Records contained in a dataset

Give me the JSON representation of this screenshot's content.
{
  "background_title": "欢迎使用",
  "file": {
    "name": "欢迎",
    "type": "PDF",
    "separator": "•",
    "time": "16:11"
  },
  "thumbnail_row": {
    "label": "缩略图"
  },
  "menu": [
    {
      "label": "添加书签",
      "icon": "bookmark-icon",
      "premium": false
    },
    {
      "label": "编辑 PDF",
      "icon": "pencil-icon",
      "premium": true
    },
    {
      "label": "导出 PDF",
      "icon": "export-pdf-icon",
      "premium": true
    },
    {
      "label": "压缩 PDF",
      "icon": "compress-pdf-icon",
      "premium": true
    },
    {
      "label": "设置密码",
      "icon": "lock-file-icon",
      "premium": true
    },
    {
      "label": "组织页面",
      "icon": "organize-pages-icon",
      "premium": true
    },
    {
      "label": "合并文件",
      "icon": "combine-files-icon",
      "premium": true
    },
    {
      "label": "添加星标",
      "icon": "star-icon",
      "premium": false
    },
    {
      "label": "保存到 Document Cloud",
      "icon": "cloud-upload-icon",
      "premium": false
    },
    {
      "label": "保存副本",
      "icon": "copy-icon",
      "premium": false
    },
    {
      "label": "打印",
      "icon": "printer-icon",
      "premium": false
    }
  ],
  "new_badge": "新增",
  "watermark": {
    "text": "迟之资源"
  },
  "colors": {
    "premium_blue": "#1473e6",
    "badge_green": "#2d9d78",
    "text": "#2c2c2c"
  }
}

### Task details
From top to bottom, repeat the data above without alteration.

### Output below
Give me the JSON representation of this screenshot's content.
{
  "background_title": "欢迎使用",
  "file": {
    "name": "欢迎",
    "type": "PDF",
    "separator": "•",
    "time": "16:11"
  },
  "thumbnail_row": {
    "label": "缩略图"
  },
  "menu": [
    {
      "label": "添加书签",
      "icon": "bookmark-icon",
      "premium": false
    },
    {
      "label": "编辑 PDF",
      "icon": "pencil-icon",
      "premium": true
    },
    {
      "label": "导出 PDF",
      "icon": "export-pdf-icon",
      "premium": true
    },
    {
      "label": "压缩 PDF",
      "icon": "compress-pdf-icon",
      "premium": true
    },
    {
      "label": "设置密码",
      "icon": "lock-file-icon",
      "premium": true
    },
    {
      "label": "组织页面",
      "icon": "organize-pages-icon",
      "premium": true
    },
    {
      "label": "合并文件",
      "icon": "combine-files-icon",
      "premium": true
    },
    {
      "label": "添加星标",
      "icon": "star-icon",
      "premium": false
    },
    {
      "label": "保存到 Document Cloud",
      "icon": "cloud-upload-icon",
      "premium": false
    },
    {
      "label": "保存副本",
      "icon": "copy-icon",
      "premium": false
    },
    {
      "label": "打印",
      "icon": "printer-icon",
      "premium": false
    }
  ],
  "new_badge": "新增",
  "watermark": {
    "text": "迟之资源"
  },
  "colors": {
    "premium_blue": "#1473e6",
    "badge_green": "#2d9d78",
    "text": "#2c2c2c"
  }
}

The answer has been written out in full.